I’ve written myself into a corner here; I can’t very well tell you how Nepal was for me in a short blog post, and that’s been one of the major problems I’ve experienced since getting back – how could anyone find the words? “So, how was Nepal?” a friend asks. “Ummmm… BRILLIANT” I reply, my eyes glazed and somewhat absent. The friend loses interest; it’s all they are going to get out of me. Because the truth is no matter how much I wanted to tell everyone what Nepal was like, no matter how much I wanted to start blogging the moment I got home, IT’S JUST WAY TOO BIG.
Anyway, I’ve finally bitten the bullet. I have thousands of pictures, and choosing which ones to post here is going to be torture – this project is going to take me months to complete. But I have to get a move on – I need to write while it’s still all fresh. I really don’t want to forget a thing.
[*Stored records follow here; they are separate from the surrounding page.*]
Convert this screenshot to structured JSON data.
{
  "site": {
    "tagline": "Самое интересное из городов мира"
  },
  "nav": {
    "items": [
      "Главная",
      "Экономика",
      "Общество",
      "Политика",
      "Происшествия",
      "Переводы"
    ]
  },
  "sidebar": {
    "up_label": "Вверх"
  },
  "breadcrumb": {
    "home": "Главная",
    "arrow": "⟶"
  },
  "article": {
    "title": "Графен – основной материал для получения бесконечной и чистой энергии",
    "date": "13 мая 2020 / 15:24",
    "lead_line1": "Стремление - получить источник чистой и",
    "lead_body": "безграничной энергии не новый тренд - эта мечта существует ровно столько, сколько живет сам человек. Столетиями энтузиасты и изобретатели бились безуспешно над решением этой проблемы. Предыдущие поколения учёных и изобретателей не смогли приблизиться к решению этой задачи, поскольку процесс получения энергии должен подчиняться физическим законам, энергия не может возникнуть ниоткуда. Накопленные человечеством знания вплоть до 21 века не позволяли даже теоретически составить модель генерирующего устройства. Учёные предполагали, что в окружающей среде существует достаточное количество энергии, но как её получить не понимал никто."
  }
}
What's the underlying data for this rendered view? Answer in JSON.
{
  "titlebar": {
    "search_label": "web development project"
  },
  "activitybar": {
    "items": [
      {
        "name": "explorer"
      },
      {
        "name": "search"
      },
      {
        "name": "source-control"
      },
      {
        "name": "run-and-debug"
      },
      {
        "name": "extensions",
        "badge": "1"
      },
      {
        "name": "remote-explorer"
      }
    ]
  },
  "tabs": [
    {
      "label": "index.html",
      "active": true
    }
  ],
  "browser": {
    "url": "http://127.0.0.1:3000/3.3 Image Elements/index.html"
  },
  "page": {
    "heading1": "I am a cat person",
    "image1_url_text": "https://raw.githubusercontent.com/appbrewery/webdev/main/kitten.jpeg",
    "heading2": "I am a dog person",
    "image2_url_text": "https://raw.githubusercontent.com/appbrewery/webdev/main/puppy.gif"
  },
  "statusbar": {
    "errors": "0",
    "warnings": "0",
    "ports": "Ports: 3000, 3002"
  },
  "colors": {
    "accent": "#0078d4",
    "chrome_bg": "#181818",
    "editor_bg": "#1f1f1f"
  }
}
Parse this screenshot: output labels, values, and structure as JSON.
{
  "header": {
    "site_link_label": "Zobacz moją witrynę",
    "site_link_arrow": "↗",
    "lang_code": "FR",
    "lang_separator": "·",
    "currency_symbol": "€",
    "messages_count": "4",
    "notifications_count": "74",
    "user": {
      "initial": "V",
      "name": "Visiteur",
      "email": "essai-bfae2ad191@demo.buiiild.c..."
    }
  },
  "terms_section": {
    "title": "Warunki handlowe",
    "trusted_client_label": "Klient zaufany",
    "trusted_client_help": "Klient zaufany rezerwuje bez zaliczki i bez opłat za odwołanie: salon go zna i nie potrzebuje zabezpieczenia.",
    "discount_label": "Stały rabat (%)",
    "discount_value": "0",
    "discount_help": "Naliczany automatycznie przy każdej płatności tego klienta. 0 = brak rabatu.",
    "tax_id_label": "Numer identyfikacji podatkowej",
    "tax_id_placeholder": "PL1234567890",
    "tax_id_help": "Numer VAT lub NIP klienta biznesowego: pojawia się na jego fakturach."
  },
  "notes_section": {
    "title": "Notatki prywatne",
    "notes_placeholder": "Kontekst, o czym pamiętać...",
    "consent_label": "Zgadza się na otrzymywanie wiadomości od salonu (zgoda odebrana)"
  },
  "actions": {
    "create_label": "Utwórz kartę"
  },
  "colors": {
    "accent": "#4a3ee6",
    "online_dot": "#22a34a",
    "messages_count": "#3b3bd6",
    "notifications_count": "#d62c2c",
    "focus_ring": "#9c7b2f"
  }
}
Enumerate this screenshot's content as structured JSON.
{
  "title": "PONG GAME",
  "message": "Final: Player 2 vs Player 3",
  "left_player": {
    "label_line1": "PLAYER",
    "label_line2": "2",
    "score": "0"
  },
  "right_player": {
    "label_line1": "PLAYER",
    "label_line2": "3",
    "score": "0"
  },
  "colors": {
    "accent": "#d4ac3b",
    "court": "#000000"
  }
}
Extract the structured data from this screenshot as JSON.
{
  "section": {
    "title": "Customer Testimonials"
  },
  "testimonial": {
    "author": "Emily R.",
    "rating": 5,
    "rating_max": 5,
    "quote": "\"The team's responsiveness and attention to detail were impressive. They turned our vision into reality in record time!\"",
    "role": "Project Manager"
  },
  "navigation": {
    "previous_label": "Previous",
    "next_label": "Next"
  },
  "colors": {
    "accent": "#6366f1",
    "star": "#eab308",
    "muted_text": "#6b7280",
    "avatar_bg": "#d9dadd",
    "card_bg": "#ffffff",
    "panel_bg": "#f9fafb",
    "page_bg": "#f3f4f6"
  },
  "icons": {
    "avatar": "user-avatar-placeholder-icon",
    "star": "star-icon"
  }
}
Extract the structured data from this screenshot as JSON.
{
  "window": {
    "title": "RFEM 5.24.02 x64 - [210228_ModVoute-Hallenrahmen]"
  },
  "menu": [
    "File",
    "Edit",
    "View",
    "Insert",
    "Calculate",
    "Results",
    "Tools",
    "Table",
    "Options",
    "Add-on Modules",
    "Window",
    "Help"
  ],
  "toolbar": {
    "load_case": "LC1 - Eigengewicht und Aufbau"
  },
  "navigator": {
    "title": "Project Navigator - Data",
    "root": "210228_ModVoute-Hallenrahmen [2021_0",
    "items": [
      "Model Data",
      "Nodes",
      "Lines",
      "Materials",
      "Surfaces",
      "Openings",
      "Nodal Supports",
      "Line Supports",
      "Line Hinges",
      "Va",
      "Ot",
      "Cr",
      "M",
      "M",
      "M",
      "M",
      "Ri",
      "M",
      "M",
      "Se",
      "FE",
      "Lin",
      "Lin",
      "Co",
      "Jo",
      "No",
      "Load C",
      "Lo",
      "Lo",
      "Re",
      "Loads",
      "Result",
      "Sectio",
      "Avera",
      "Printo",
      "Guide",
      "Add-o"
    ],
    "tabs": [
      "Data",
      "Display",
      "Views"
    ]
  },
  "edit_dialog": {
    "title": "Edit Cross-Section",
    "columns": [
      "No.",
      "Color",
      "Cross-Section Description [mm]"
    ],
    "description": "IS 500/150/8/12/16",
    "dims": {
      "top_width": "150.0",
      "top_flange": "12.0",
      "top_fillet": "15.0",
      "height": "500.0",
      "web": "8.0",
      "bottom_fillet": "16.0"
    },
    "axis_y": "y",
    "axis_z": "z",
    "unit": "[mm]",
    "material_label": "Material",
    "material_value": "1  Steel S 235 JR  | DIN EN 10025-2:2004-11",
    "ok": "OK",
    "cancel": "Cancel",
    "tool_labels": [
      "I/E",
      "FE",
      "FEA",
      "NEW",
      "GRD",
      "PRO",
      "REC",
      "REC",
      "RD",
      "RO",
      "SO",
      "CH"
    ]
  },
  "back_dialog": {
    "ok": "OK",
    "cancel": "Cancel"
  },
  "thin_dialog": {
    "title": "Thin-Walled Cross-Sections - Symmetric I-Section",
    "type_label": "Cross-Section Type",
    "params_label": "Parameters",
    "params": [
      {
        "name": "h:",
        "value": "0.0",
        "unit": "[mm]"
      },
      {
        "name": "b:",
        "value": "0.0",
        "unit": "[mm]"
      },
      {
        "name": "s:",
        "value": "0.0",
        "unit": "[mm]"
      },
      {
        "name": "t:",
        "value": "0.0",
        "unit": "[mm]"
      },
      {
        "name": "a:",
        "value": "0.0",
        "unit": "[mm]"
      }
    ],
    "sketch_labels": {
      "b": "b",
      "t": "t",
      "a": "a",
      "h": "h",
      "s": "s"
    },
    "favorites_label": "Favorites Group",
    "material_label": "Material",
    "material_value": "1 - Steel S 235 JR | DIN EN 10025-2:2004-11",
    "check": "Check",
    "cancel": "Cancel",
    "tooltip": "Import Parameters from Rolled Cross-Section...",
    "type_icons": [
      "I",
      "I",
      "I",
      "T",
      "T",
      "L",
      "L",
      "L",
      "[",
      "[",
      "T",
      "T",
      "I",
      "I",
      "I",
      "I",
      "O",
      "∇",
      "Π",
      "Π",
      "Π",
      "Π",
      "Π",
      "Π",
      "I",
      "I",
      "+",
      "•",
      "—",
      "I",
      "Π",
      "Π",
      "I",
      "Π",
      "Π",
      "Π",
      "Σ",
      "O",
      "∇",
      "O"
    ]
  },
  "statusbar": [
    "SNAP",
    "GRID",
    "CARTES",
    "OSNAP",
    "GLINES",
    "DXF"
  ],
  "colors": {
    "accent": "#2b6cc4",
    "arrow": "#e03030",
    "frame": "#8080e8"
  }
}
About a fortnight ago my best beloved and I went to Whitby, where we camped on a rise above the town with our lovely friend A. It was a wonderful few days, and the changeable weather ensured spectacular skies – I have so many sky images from our visit that they will keep me in Skywatch Friday posts for months to come. Here, we had been walking from Robin Hood’s Bay to Whitby along the Cleveland Way National Trail, when the sky blackened. A rainbow glimmered faintly among the clouds as rain began to spit, while the sun shone on the crops that line the final mile or so into town. I’ll be posting more about this walk hopefully, there’s a lot more I’d love to show you.
I’ve had a lot of adventures this summer – many have not made it into this blog because they kept me a little too busy, but also, I’ve been deliberately keeping my time online to a minimum. Now, with autumn just around the corner I need to hunker down and concentrate on making new stock, and while that means spending a lot more time indoors near the computer, I’m just not sure that once autumn starts I’ll have the time to blog consistently. I’m not going to give up this blog, ominous though the title of the current post must seem (I chose it just because it fitted the picture, I didn’t intend the melancholy vibe I now see it lends). But perhaps the form will change, less writing and more images, or maybe just a monthly bulletin. I’ll always try to keep up with the wonderful bloggers I’ve met along the way, but please forgive me if my visits to your blogs are fewer.
For more beautiful and fascinating images of the sky around the world, visit Skywatch Friday!